A gleaming social history of the French Riviera in the 1930s, “probably the heyday of the Riviera in its modern sense.”
In her latest, De Courcy (The Husband Hunters: American Heiresses Who Married Into the British Aristocracy, 2018, etc.) delivers portraits of a variety of wealthy social circles with the voyeurism of a who’s-who society column. The author portrays American vacationers and European artists, writers, socialites, intellectuals, and public figures, including the Prince of Wales, Wallis Simpson, Jean Cocteau, and Winston Churchill. Coco Chanel—who, according to De Courcy, embodied "France's prestige"—is an alluring if elusive narrative hook. Accounts of her La Pausa home, her lovers, and her stays at the Ritz in Paris punctuate the text, from which she's often absent. The author gives much attention to extramarital affairs, entertaining affectations, and opiate addictions. Quotations from period diaries and letters enliven the narrative, though the overall effect is light and gossipy. De Courcy’s discussion of Chanel's fashion rival, Elsa Schiaparelli, briefly brings the focus back to the titular character. At times, the author fetishizes the bygone glamour that characterized the landscape; Marlene Dietrich, for example, is deemed "the blonde to end all blondes." The rise of the Nazis serves mostly as historical background, and the author offers a reasonable consideration of Chanel's anti-Semitism. Later sections about English expatriates' struggles to flee, deportations, and collaborators in France revisit horrors and miraculous survivals, showing a clear rift between the rich—who experienced minor deprivations yet carried on much as before—and the people who were severely impacted. The unavoidable disjuncture between Chanel's privileged world and the one just outside it leads to a somewhat uneven narrative that will turn off many readers but appeal to those fascinated by the rich and famous.

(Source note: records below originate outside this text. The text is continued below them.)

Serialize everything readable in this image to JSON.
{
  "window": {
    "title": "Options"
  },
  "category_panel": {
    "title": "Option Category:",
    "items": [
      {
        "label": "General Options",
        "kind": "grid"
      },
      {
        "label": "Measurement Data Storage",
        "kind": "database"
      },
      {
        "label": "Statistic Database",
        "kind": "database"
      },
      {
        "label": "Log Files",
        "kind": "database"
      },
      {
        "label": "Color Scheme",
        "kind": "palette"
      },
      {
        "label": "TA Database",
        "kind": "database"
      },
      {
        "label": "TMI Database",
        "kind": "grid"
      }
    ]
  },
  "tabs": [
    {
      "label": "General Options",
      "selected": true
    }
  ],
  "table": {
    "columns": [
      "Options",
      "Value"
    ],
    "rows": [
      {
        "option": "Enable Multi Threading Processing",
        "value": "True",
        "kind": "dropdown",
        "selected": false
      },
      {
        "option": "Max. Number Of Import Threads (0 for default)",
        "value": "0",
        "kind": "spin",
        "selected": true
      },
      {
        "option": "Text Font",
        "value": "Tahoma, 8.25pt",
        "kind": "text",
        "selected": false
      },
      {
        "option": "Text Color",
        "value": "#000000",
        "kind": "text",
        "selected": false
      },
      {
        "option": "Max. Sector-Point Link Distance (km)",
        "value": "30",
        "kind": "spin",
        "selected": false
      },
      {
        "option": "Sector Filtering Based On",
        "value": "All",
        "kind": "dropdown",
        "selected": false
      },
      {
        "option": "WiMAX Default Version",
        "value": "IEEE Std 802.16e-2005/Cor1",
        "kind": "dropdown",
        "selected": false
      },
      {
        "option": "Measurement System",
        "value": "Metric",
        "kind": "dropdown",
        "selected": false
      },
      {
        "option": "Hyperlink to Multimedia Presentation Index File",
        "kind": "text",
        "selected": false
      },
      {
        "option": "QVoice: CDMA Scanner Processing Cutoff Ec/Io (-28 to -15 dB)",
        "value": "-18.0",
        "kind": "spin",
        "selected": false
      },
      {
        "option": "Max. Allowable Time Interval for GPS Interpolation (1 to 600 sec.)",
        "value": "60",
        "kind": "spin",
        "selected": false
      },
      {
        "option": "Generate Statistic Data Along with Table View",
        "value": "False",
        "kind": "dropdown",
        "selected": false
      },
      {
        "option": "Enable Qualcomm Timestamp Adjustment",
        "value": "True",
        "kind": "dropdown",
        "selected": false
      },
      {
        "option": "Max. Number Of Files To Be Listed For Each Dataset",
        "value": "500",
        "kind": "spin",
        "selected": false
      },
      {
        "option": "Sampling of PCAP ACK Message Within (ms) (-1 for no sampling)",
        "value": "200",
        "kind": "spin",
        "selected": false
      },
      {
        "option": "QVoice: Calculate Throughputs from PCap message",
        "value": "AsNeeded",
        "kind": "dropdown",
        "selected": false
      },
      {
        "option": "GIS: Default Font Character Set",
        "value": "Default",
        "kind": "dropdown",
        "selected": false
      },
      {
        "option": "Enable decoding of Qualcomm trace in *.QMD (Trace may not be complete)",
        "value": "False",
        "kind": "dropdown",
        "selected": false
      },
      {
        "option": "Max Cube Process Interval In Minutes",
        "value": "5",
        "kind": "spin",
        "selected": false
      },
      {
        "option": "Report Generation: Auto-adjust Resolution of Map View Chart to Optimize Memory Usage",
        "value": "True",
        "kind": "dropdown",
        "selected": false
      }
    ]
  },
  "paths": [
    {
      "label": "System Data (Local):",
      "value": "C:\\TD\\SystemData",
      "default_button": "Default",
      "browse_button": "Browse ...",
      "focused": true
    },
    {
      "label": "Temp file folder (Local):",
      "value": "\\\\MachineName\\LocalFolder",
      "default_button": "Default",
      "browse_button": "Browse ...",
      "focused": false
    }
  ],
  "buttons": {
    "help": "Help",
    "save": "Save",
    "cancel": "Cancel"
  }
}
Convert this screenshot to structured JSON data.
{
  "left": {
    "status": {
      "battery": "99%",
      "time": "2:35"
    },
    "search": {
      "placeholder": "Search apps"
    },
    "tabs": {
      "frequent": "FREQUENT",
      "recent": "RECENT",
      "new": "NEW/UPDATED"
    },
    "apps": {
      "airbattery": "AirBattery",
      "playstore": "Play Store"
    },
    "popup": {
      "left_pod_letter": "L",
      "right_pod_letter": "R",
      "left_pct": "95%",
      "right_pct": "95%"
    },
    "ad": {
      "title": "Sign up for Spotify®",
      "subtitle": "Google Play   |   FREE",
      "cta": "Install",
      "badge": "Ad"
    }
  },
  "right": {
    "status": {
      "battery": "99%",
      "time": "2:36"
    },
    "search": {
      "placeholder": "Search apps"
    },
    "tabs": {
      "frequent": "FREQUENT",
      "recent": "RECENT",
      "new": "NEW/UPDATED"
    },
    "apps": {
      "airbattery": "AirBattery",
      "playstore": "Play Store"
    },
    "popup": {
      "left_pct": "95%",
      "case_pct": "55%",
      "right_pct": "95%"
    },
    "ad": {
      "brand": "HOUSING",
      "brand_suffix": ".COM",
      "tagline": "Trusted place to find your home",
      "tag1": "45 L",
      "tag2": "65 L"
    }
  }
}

In its copious details, this lovingly researched portrait of paradise highlights the colorful glitz and too-familiar blindness of the ultrarich.